Work instruction ->
Every entry that follows should be output exactly, and every image in it left out.

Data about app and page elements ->
╭──

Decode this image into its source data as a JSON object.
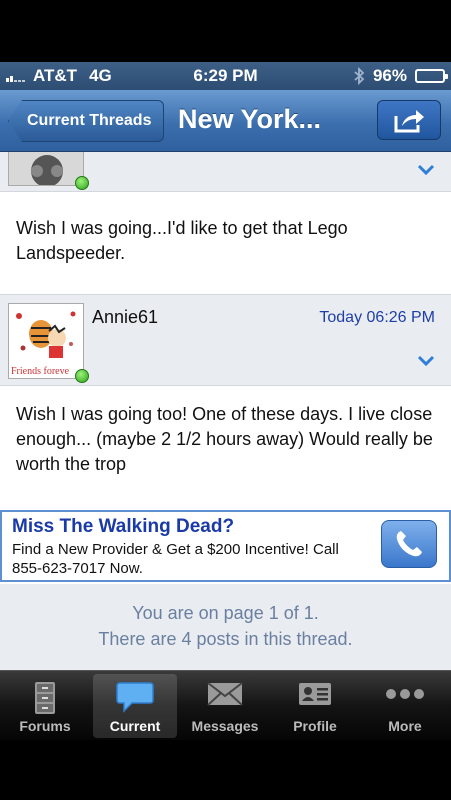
{
  "status_bar": {
    "carrier": "AT&T",
    "network": "4G",
    "time": "6:29 PM",
    "battery": "96%",
    "battery_level": 0.96
  },
  "nav": {
    "back_label": "Current Threads",
    "title": "New York..."
  },
  "posts": [
    {
      "body": "Wish I was going...I'd like to get that Lego Landspeeder."
    },
    {
      "username": "Annie61",
      "time": "Today 06:26 PM",
      "avatar_caption": "Friends foreve",
      "body": "Wish I was going too!  One of these days. I live close enough... (maybe 2 1/2 hours away) Would really be worth the trop"
    }
  ],
  "ad": {
    "title": "Miss The Walking Dead?",
    "text": "Find a New Provider & Get a $200 Incentive! Call 855-623-7017 Now."
  },
  "page_info": {
    "line1": "You are on page 1 of 1.",
    "line2": "There are 4 posts in this thread."
  },
  "tabs": [
    {
      "label": "Forums",
      "icon": "cabinet-icon"
    },
    {
      "label": "Current",
      "icon": "chat-bubble-icon",
      "active": true
    },
    {
      "label": "Messages",
      "icon": "envelope-icon"
    },
    {
      "label": "Profile",
      "icon": "id-card-icon"
    },
    {
      "label": "More",
      "icon": "more-dots-icon"
    }
  ],
  "colors": {
    "nav_blue": "#3c6fae",
    "link_blue": "#1f3ea6",
    "online_green": "#2ea21b"
  }
}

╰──

Solution to the exercise ->
Decode this image into its source data as a JSON object.
{
  "status_bar": {
    "carrier": "AT&T",
    "network": "4G",
    "time": "6:29 PM",
    "battery": "96%",
    "battery_level": 0.96
  },
  "nav": {
    "back_label": "Current Threads",
    "title": "New York..."
  },
  "posts": [
    {
      "body": "Wish I was going...I'd like to get that Lego Landspeeder."
    },
    {
      "username": "Annie61",
      "time": "Today 06:26 PM",
      "avatar_caption": "Friends foreve",
      "body": "Wish I was going too!  One of these days. I live close enough... (maybe 2 1/2 hours away) Would really be worth the trop"
    }
  ],
  "ad": {
    "title": "Miss The Walking Dead?",
    "text": "Find a New Provider & Get a $200 Incentive! Call 855-623-7017 Now."
  },
  "page_info": {
    "line1": "You are on page 1 of 1.",
    "line2": "There are 4 posts in this thread."
  },
  "tabs": [
    {
      "label": "Forums",
      "icon": "cabinet-icon"
    },
    {
      "label": "Current",
      "icon": "chat-bubble-icon",
      "active": true
    },
    {
      "label": "Messages",
      "icon": "envelope-icon"
    },
    {
      "label": "Profile",
      "icon": "id-card-icon"
    },
    {
      "label": "More",
      "icon": "more-dots-icon"
    }
  ],
  "colors": {
    "nav_blue": "#3c6fae",
    "link_blue": "#1f3ea6",
    "online_green": "#2ea21b"
  }
}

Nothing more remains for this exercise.